No call on Mays costs official

A week after exonerating USC safety Taylor Mays for a penalty that was called against him at Notre Dame, the Pacific 10 Conference on Monday suspended an official for not calling a facemask penalty against the two-time All-American.

The conference did not identify the official who made no call when Mays hit Oregon State receiver James Rodgers after a touchdown catch in the Trojans’ 42-36 victory over the Beavers on Saturday at the Coliseum. Rodgers’ helmet came off as a result of the hit.

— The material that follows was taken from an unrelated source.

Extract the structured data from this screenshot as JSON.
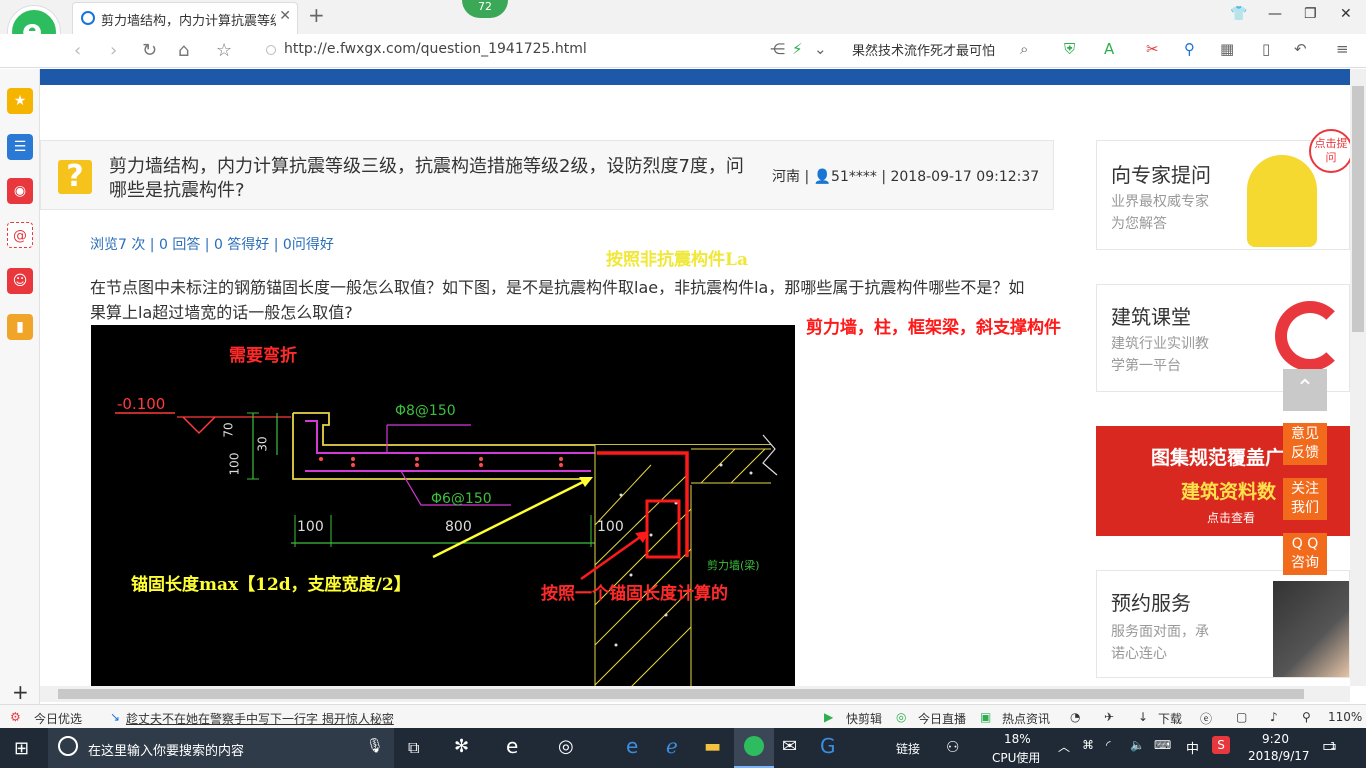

“We have taken this action in light of the blatant and dangerous nature of the missed call,” Pac-10 Commissioner Larry Scott said in a statement. “We have full confidence in our highly trained and qualified staff of football officials, but they, like the coaches and players, are accountable and must meet the high expectations placed upon them.”

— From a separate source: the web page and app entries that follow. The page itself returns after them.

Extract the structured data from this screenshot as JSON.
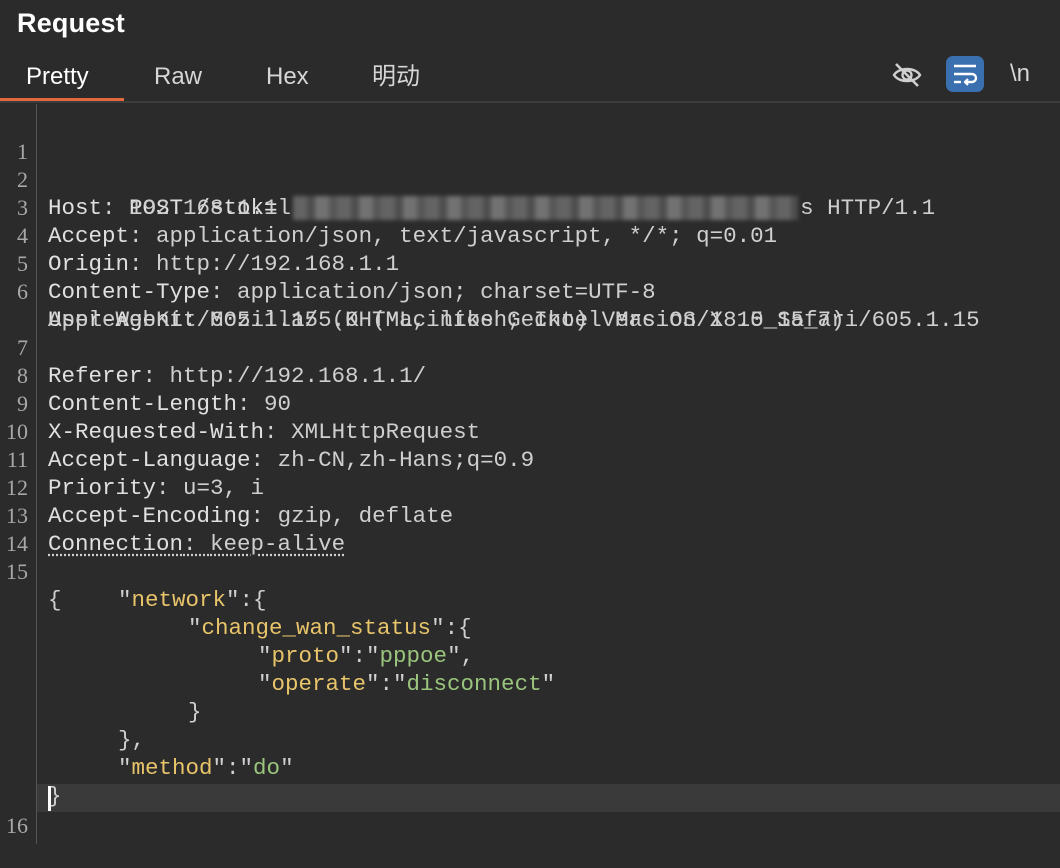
{
  "panel": {
    "title": "Request"
  },
  "tabs": [
    {
      "label": "Pretty",
      "active": true
    },
    {
      "label": "Raw",
      "active": false
    },
    {
      "label": "Hex",
      "active": false
    },
    {
      "label": "明动",
      "active": false
    }
  ],
  "toolbar": {
    "hide_icon": "eye-slash-icon",
    "wrap_icon": "word-wrap-icon",
    "newline_label": "\\n"
  },
  "colors": {
    "accent": "#e06a3c",
    "wrap_active": "#3a6fb0",
    "json_key": "#e8c46a",
    "json_value": "#9ac57d"
  },
  "editor": {
    "request_line": {
      "method_path_prefix": "POST /stok=",
      "first_char": "l",
      "last_char": "s",
      "protocol": " HTTP/1.1"
    },
    "headers": [
      {
        "name": "Host",
        "value": "192.168.1.1"
      },
      {
        "name": "Accept",
        "value": "application/json, text/javascript, */*; q=0.01"
      },
      {
        "name": "Origin",
        "value": "http://192.168.1.1"
      },
      {
        "name": "Content-Type",
        "value": "application/json; charset=UTF-8"
      },
      {
        "name": "User-Agent",
        "value": "Mozilla/5.0 (Macintosh; Intel Mac OS X 10_15_7)",
        "value_wrap": "AppleWebKit/605.1.15 (KHTML, like Gecko) Version/18.5 Safari/605.1.15"
      },
      {
        "name": "Referer",
        "value": "http://192.168.1.1/"
      },
      {
        "name": "Content-Length",
        "value": "90"
      },
      {
        "name": "X-Requested-With",
        "value": "XMLHttpRequest"
      },
      {
        "name": "Accept-Language",
        "value": "zh-CN,zh-Hans;q=0.9"
      },
      {
        "name": "Priority",
        "value": "u=3, i"
      },
      {
        "name": "Accept-Encoding",
        "value": "gzip, deflate"
      },
      {
        "name": "Connection",
        "value": "keep-alive"
      }
    ],
    "body": {
      "key_network": "network",
      "key_change_wan_status": "change_wan_status",
      "key_proto": "proto",
      "val_proto": "pppoe",
      "key_operate": "operate",
      "val_operate": "disconnect",
      "key_method": "method",
      "val_method": "do"
    },
    "line_numbers": [
      "1",
      "2",
      "3",
      "4",
      "5",
      "6",
      "7",
      "8",
      "9",
      "10",
      "11",
      "12",
      "13",
      "14",
      "15",
      "16"
    ]
  }
}
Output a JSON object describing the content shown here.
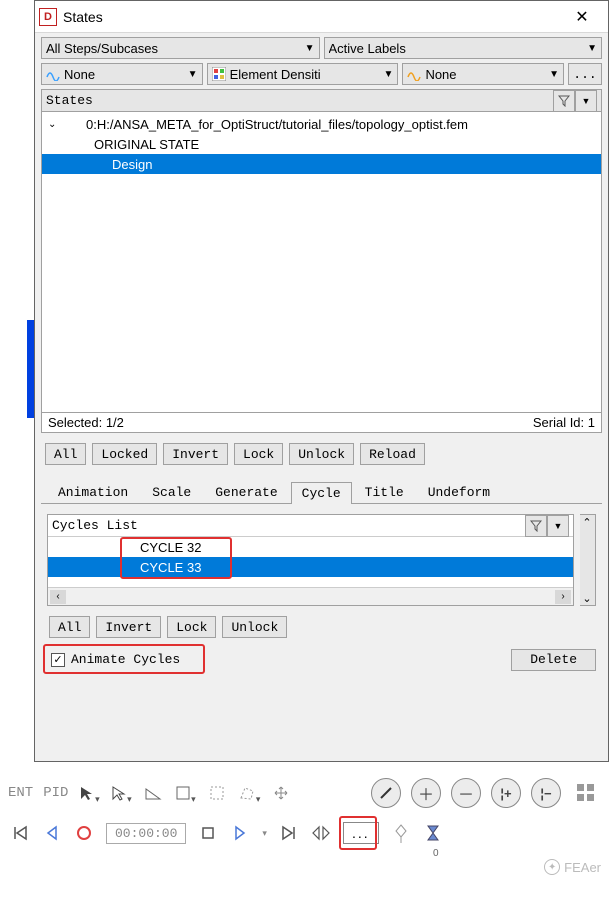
{
  "titlebar": {
    "app_initial": "D",
    "title": "States"
  },
  "filters": {
    "steps": "All Steps/Subcases",
    "labels": "Active Labels",
    "none1": "None",
    "element_density": "Element Densiti",
    "none2": "None",
    "ellipsis": "..."
  },
  "states_panel": {
    "header": "States",
    "tree": {
      "root": "0:H:/ANSA_META_for_OptiStruct/tutorial_files/topology_optist.fem",
      "child1": "ORIGINAL STATE",
      "child2": "Design"
    },
    "status_left": "Selected: 1/2",
    "status_right": "Serial Id: 1",
    "buttons": {
      "all": "All",
      "locked": "Locked",
      "invert": "Invert",
      "lock": "Lock",
      "unlock": "Unlock",
      "reload": "Reload"
    }
  },
  "tabs": {
    "animation": "Animation",
    "scale": "Scale",
    "generate": "Generate",
    "cycle": "Cycle",
    "title": "Title",
    "undeform": "Undeform"
  },
  "cycles": {
    "header": "Cycles List",
    "items": {
      "c32": "CYCLE 32",
      "c33": "CYCLE 33"
    },
    "buttons": {
      "all": "All",
      "invert": "Invert",
      "lock": "Lock",
      "unlock": "Unlock"
    },
    "animate_label": "Animate Cycles",
    "delete": "Delete"
  },
  "bottom": {
    "ent": "ENT",
    "pid": "PID",
    "time": "00:00:00",
    "ellipsis": "...",
    "zero": "0"
  },
  "watermark": {
    "text": "FEAer"
  }
}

Dave Cutaia, the Pac-10’s coordinator of football officials, could not be reached for comment.


“I didn’t mean to rip the dude’s helmet off,” Mays said early Monday, before the Pac-10 announced the official’s suspension. “Right after it happened, I got up and said, ‘Hey, I wasn’t trying to be dirty.’

"[Rodgers] knew that and I knew that.”

The 6-foot-3, 235-pound Mays has made a series of bone-crunching hits throughout his career, many after launching himself into the air. He was called for two penalties at Notre Dame, one for hitting a receiver out of bounds and another for a late hit on a receiver who had caught a pass over the middle.

The conference ruled the first penalty was unwarranted because the receiver was in bounds. It said the second penalty was questionable because Mays’ helmet grazed the receiver’s.


“That’s how I understand the game is to be played -- it’s physical,” Mays said. “I’m not trying to hurt anybody. I’m just trying to hit somebody as hard as I can.”

Coach Pete Carroll said a penalty should have been assessed for Mays’ play against Oregon State, but when asked if he thought Mays was a headhunter, Carroll said, “There was nothing about intent or anything like that. Taylor is an extraordinarily aggressive football player. He’s about as aggressive as you can get. . . .

“This play in particular that we’re talking about was him just reaching out and a guy going by him and that’s all he got. That’s all that happened on that.”

Mays said he would not change his style.

“All I can do is keep playing,” he said. “I can’t slow down how I play.”


Bradford is eager

After rushing for a career-best 147 yards and scoring two touchdowns against Oregon State, junior tailback Allen Bradford is not becoming overconfident.


“You have to remain humble and come back and do it again,” he said.

Carroll and Bradford were among the last players and coaches out of the locker room after the game, and Carroll said they sat down in a corner and “reveled” in Bradford’s performance.

“It’s just opportunities now, I think, from this point forward,” Carroll said. “He obviously has great stuff and now we have to feed it to him and give him a chance to do his thing.”


Quick hits

Tight end Anthony McCoy (ankle), who did not practice and had his right foot in a boot, said that he expected to play against Oregon. Rhett Ellison would start in McCoy’s place if the senior cannot play, Carroll said. . . . Joe McKnight practiced with his left hand wrapped to protect bruised knuckles suffered against Oregon State. . . . Fullback Stanley Havili (shoulder) did a few drills but is awaiting clearance from doctors. . . . Ronald Johnson began working with the first-team kick-return unit. . . . Offensive lineman Michael Reardon suffered a concussion against Oregon State and is nursing a neck injury. . . . Safety Drew McAllister watched the second part of practice in a wheelchair after possibly aggravating a hip injury.